“You can also go down the rabbit hole, you can look for associated artists or you’ll find things that have been recommended by other people who are into the same things that you’re into.
“So you’ll find somebody who lives in a small town in Indiana who’s deep into early Jamaican bluebeat music or whatever, a kind of music they may have never been exposed to during the physical media era, during the record era.
“Just because there isn’t likely to be a dub reggae specialty store in there, in a small town in Indiana, so they would have never come across that kind of music.
“Whereas now, in a few seconds, you can get lost in an entire world of music you’d never have been exposed to otherwise, so that’s amazing.
“The way that the economics of those streams are set up now is that it caters to the rightsholders – that is, a big corporation that holds the majority of the intellectual property that’s being streamed.

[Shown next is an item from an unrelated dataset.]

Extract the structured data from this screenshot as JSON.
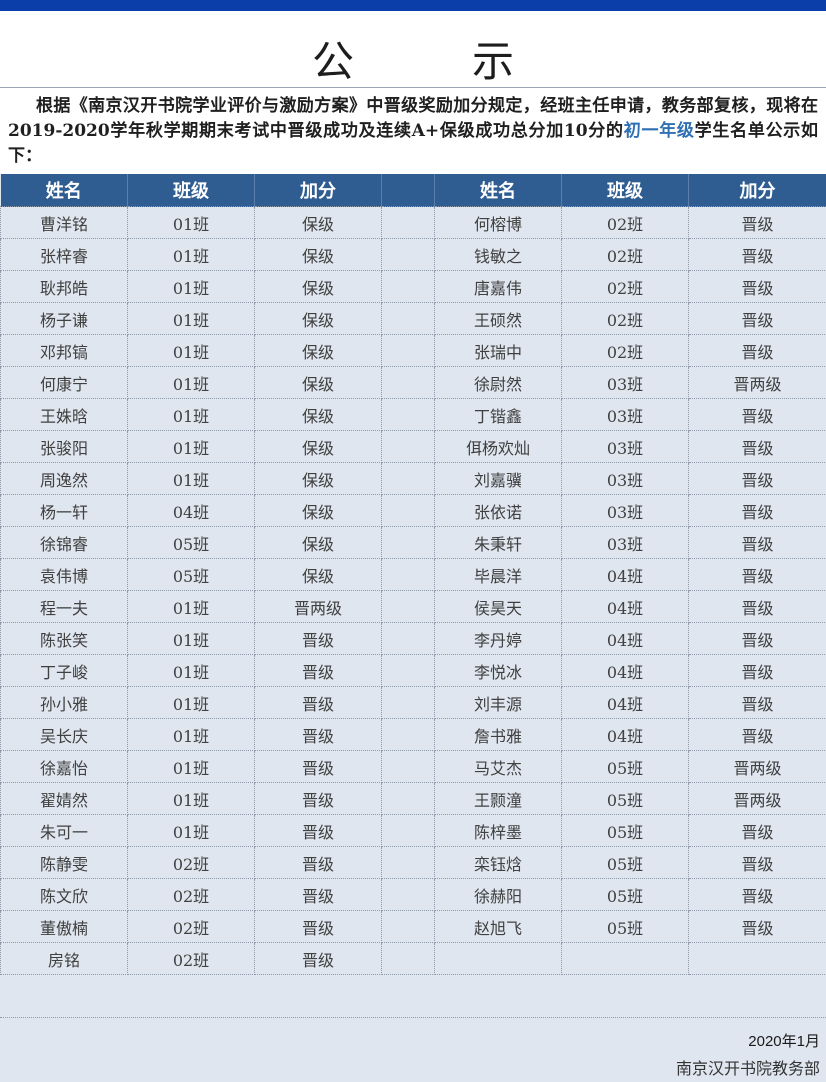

“And those former record companies, which are now media companies, the former record companies get the lion’s share of the benefits of streaming income.
“So small and independent bands are once again not benefiting from that as an income stream, but that’s not really very different from when small and independent bands were not being played on the radio.
“They weren’t being paid radio royalties, their records weren’t being promoted by MTV or whatever, so they had to settle for being a niche artist and they had to find their fans one at a time.
“Thankfully, that’s now much easier to discover those fans one at a time than it has ever been, and bands can create a kind of a self-sustaining network with their audience where they’re being directly supported by their audience.
“Sometimes through things like Patreon and Kickstarter and other crowdfunding sources, and sometimes just by the fact that they’ve developed an audience.
“And the audience is now faithfully buying every single thing you make, and every time they appear in public they know that they’re going to sell out.
“Those kinds of relationships are where most of the money changes hands for the independent band, whereas previously there was some record income and some touring income, a small amount of licensing income and that sort of stuff.
“That’s why it’s inequitable, is that you have big players and independent players, and the big players strike deals early on where they’re making significantly more money for the same service.
“And that’s one of the reasons why it’s going to collapse – because independent things that are operable on a more equitable basis are going to eventually be preferred.
“The internet treats this kind of limitation of access as a kind of a fault and works to breach it. If you can only hear a piece of music through one platform, the internet will eventually provide a way around that where you can hear it on all platforms.
“And you can consider that clandestine if you want to because that’s the mindset of the people who prefer the ‘gatekeeper’ mentality.
“It’s just the natural product of the evolution of the internet – that’s how the internet gets better, it provides more access to more things for more people.”